    With the full support of CEOs in HCA’s TriStar Division, SJRI has assembled a multidisciplinary team of physicians, nurses, and mid-level providers who are part of the prescription process for surgery patients, plus a pharmacist and addiction treatment specialist, to help identify the most effective pain management regimen for the group’s total-joint patient population. Research is underway on various perioperative cocktails and an older intravenous anesthetic, as well as alternative pain management approaches such as massage and acupuncture that are already commonplace in obstetrics and oncology. A nurse at the clinic is serving as de facto project manager.

    The pharmacist on the team is with a local psychiatric hospital and already has facilitated a large in-service event to educate nurses on how to identify, diagnose, and treat opioid withdrawal symptoms. As at Scripps, patient education is viewed as the big need over the long term and will require consistent, repeated messaging by everyone involved in delivering care—with emphasis on the importance of properly disposing of unused narcotics, and how and where to do so (including year-round collection sites). Behavioral issues of patients will also need to be addressed preoperatively. Mood disorders are a knowable—and modifiable—surgical risk factor, and mental health treatment may prevent patients from “medicating” with pain medications for the wrong reasons.

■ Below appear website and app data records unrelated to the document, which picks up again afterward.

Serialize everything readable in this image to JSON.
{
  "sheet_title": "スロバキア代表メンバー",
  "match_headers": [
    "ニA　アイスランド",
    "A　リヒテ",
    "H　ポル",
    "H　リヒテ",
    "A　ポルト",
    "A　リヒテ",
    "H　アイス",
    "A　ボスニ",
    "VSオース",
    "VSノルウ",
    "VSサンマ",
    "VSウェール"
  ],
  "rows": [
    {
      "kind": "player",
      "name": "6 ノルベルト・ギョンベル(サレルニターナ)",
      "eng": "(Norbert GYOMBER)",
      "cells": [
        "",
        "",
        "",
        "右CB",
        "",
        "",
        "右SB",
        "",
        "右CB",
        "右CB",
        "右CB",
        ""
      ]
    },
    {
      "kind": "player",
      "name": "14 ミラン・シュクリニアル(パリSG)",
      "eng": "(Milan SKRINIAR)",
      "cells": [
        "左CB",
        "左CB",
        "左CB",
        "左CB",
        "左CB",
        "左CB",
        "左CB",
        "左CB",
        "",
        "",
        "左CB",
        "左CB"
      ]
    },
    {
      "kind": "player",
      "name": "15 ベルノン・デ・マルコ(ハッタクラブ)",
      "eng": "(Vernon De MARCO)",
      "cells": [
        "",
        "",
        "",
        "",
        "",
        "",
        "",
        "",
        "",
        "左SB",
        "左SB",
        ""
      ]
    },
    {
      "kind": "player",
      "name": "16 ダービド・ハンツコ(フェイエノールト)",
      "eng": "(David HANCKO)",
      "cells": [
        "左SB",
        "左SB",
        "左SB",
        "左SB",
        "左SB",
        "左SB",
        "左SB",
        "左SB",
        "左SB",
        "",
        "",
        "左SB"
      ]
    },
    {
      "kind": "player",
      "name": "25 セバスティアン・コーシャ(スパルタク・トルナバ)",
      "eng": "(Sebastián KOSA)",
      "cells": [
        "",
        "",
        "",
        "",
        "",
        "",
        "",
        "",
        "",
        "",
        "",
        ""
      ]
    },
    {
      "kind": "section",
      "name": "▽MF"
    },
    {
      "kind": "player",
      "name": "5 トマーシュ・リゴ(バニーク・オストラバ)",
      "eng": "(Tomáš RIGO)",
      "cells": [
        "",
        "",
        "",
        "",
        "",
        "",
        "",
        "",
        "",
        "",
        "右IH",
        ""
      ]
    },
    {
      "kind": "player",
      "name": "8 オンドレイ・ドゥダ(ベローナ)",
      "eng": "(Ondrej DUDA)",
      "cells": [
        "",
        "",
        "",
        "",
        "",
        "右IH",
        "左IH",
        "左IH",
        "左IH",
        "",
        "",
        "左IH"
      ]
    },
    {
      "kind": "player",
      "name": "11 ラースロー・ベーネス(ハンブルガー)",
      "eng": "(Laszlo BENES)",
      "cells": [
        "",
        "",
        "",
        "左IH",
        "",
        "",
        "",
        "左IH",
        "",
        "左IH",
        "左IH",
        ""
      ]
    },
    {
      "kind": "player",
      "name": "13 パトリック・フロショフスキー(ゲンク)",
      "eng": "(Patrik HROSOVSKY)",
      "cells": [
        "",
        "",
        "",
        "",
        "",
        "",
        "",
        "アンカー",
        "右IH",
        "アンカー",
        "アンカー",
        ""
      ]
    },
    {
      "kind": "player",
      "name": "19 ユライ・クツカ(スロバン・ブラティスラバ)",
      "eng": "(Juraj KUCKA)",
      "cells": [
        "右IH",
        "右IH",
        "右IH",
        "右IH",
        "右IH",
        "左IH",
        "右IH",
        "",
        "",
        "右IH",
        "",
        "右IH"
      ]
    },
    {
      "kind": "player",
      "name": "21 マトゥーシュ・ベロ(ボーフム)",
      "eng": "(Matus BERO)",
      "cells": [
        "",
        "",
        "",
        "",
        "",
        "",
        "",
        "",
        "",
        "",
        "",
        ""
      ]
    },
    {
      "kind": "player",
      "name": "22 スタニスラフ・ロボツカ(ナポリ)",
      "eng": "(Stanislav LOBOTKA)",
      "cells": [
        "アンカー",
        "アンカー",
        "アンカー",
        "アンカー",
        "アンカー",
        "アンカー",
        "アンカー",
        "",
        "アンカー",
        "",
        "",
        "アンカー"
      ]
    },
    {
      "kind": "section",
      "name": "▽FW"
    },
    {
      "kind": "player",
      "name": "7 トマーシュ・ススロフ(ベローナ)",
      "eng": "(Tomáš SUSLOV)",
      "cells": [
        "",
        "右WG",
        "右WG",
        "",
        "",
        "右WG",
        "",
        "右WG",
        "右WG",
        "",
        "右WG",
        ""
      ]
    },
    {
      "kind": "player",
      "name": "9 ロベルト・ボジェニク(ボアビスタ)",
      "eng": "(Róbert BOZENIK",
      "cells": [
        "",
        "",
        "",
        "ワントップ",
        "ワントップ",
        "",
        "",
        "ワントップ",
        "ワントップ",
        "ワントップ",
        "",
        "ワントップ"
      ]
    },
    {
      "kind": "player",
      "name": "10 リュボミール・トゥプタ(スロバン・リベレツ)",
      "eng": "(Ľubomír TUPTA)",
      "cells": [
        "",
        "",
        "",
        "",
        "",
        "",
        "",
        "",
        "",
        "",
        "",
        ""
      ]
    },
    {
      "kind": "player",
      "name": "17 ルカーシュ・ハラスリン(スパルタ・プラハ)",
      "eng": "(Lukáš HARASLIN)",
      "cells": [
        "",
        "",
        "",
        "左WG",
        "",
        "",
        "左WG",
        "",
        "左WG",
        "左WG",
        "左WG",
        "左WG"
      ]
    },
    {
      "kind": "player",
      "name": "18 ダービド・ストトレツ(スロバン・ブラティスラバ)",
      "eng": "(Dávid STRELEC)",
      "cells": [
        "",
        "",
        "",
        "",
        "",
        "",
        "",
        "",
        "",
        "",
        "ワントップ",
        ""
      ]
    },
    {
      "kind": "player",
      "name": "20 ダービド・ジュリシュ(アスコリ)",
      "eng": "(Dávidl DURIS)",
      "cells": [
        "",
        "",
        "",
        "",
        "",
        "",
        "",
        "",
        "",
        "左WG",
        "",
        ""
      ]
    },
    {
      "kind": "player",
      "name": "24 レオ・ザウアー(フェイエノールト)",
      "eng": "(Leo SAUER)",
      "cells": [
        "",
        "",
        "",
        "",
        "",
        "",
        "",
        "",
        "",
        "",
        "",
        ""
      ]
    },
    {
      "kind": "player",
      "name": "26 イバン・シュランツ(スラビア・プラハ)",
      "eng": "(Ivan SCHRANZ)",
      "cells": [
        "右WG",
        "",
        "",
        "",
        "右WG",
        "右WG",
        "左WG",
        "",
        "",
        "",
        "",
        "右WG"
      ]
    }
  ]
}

    Regarding diversion prevention, TriStar Centennial Medical Center recently began participating in the biannual National Prescription Drug Take Back Day, a program of the U.S. Justice Department and the Drug Enforcement Administration. The community was invited to drop off unused opioid prescriptions during a one-day “Crush the Crisis” event on the hospital campus, with complimentary t-shirts going to the first 100 attendees. The local police department served as medicine collection agents, and Centennial’s medical office staff provided refreshments. Roughly 21.5 pounds of medications was collected—a record for such events in the Nashville area.

    The ability of physician leaders at SJRI to delegate responsibilities to other team members has helped make difficult work rewarding for all involved. When it comes to finding fresh ideas and plausible strategies for combating a seemingly intractable problem, every voice in the room truly counts.

    About the authors:  Valerie Norton, MD, is chair of the systemwide pharmacy and therapeutics council, Scripps Health, San Diego; John Young, MD, is national medical director, LifePoint Health, Brentwood, Tenn.; Jeffrey Hodrick, MD, is an orthopedic surgeon with the Southern Joint Replacement Institute, Nashville.

    All three authors serve as physician advisers to HealthTrust, Nashville.